Every person has a deep need to be heard and validated. Whether its your child, a friend, or even someone you sharply disagree with, listening and validating their emotions is the most powerful and precious gift you can give. What's even better, it costs you nothing. I call this Listening Others Into Existence.
When you experience gratitude and thanks for hearing someone in a prof0und way, you want to do it again and again. You are doing deep service work and you feel great.
But it doesn't start this way. Our culture teaches us that emotions are bad. That listening is a "soft skill" not worthy of serious consideration. We learned from our parents to repress our emotions. They told us, "Big boys (or girls) don't cry." "Don't be a cry baby." "Stop crying." They told us not to feel because that's what they were taught.
How do you know this?
Maybe you are uncomfortable when someone is crying. Maybe you become seriously defensive when someone is angry. Maybe you have no clue how to console a grieving friend. Maybe you don't know what to do about a screaming child. Maybe you have a difficult and demanding boss. Maybe you avoid hard conversations. Maybe you re numb to all of your feelings because it hurts too much to go there.

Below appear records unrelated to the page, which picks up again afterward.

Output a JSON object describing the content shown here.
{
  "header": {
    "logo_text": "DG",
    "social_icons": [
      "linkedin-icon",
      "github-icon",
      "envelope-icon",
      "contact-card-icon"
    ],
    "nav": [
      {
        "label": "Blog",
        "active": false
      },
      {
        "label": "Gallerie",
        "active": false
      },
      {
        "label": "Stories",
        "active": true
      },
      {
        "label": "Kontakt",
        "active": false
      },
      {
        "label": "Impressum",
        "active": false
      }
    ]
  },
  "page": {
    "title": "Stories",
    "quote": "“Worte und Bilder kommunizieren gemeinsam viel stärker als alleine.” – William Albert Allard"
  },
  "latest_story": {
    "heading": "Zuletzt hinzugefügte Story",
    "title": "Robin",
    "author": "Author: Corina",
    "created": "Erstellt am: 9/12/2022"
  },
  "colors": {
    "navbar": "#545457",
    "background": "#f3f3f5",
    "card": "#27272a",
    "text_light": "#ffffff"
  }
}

You are not alone. Nearly everyone has these experiences. Yet no one talks about them. After all, emotions are taboo except under controlled situations. (It's ok to tear up at a movie if no one can see you actually feel sadness.)
As a result, we do not live in emotional safety. We are scared of emotions and are even afraid to admit to our fears.
This is the primary cause of misery, unhappiness, and despair, especially in relationships.
I know, because I lived it. I was born nearly deaf, almost blind, and crippled with two club feet. My parents decided that I had to be tough to survive. My life became one big struggle, and I learned that emotions were not safe. I couldn't cry. I couldn't feel anger or frustration. I was afraid to feel connection and happiness because I was afraid it would disappear. I beame numb to my emotions. I was very lonely. My only saving grace was an intellect that got me an Ivy League education, a law degree, and later in life a Master's Degree.
My work as a mediator and peacemaker forced me to confront human emotion straight on. After all, conflict is all about emotion. I discovered how to listen others into existence. That led me to training inmates serving life sentences how to be peacemakers in maximum security prisons and then teaching my skills at the highest levels of government in Washington, D.C.
And if you think that I might be some wussy...I'm a second degree black belt, a tai chi master, and have a half-dozen or so other major life accomplishments. Throw me into a wilderness with a knife and I will be just fine. And, I am emotionally competent. I can only pity those people who believe in the myth of the John Wayne rugged individualist. The concept is a big lie, and I don't buy it. I don't think you should either.
Today, I teach people how to listen others into existence. This is not the "active listening" crap you may have learned years ago. We both know that doesn't work. (For a deeper explanation of why "active listening" has never worked and never will read my article here). Instead, I focus on teaching emotional competency and de-escalation skills based on how our brains are hard-wired. I don't teach anything unless it is based on a solid foundation of empirical neuroscience.
If you want to learn how to listen others into existence or simply calm an upset person in seconds, you are at the right place. I suggest you start with reading some of my blogs on de-escalation and emotional competency. You can access them by clicking on the menu options at the top of the page. From there, you can visit my training page to select from a variety of online training and coaching options.
Thanks for being here. I'll see you inside.